--- WHAT THE EXERCISE ASKS ---
Filter the entries for the word "this". Copy each line in which it occurs.

--- DATASET RECORDS ---
BEGIN
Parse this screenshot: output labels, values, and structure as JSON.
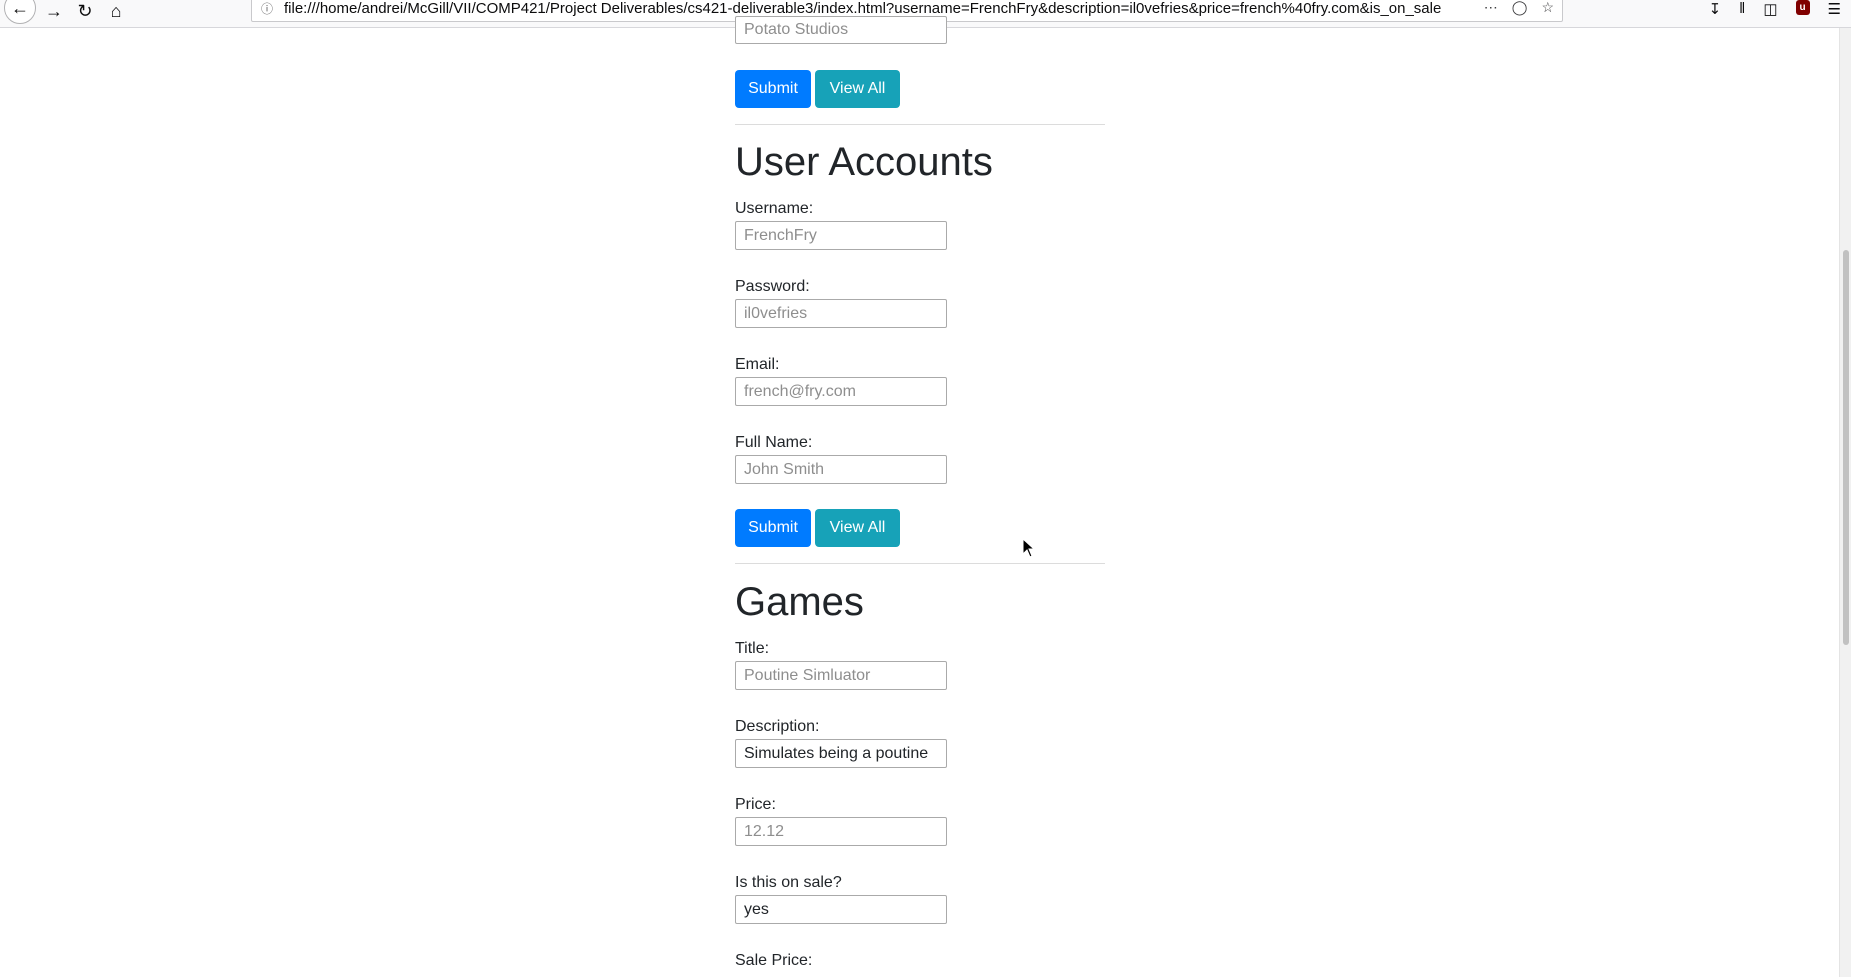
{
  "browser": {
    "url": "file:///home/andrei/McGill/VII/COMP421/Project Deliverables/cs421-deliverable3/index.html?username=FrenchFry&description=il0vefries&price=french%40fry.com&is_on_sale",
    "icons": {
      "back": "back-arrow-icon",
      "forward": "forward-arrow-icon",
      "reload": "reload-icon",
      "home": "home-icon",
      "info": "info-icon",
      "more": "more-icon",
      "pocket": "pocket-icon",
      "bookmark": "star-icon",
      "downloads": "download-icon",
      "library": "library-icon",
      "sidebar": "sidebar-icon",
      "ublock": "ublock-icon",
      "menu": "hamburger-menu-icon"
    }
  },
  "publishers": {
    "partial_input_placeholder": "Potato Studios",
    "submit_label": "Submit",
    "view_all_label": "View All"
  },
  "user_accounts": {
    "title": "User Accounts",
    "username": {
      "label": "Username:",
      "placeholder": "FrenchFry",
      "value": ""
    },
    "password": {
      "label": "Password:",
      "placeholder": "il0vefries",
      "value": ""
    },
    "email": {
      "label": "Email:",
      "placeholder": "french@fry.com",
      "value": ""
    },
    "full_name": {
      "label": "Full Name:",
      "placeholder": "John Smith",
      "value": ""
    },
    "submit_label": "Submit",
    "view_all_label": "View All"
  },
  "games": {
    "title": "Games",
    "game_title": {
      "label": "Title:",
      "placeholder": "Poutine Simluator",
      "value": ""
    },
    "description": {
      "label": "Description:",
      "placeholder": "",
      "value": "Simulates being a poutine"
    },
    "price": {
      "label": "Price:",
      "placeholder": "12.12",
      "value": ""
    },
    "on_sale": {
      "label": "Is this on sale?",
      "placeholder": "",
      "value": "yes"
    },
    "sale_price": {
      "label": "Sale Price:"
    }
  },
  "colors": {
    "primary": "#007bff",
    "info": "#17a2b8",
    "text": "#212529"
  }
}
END
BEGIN
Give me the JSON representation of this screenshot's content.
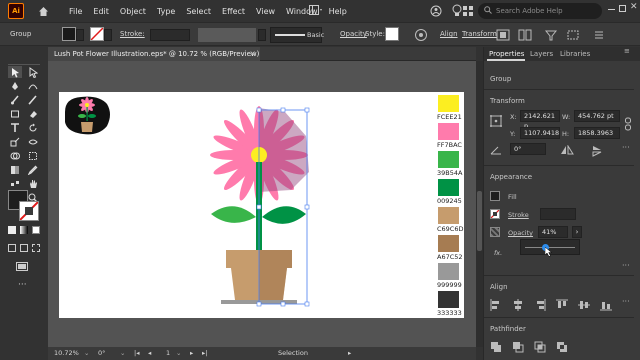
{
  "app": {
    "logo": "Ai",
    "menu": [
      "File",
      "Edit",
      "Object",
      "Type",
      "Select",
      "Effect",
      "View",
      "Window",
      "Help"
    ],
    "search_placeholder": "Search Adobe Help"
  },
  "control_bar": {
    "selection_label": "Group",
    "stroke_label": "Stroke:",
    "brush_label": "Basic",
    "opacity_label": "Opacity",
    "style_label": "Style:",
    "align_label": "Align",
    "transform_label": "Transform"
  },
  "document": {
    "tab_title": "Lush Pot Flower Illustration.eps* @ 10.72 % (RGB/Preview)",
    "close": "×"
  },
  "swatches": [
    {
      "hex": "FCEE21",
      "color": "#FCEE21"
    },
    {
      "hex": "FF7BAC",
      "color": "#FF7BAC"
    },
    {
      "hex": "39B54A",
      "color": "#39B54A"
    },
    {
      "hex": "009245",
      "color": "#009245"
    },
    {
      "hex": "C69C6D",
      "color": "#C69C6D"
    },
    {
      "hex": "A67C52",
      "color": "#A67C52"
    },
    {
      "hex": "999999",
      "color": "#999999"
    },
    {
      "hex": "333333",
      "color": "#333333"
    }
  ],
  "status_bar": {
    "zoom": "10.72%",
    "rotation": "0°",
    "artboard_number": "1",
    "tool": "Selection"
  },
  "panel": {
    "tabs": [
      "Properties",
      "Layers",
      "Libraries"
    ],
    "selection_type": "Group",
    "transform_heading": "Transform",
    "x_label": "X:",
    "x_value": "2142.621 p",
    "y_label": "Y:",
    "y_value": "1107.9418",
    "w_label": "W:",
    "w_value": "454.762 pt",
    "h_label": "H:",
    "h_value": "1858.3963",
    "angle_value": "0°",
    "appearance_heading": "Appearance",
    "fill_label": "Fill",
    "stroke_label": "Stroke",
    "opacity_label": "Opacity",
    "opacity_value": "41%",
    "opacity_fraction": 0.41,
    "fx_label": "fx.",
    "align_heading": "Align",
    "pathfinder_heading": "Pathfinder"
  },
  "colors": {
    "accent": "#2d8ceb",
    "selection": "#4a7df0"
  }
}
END
--- COMPLETED TASK ---
Parse this screenshot: output labels, values, and structure as JSON.
      "label": "Is this on sale?",
Give me the JSON representation of this screenshot's content.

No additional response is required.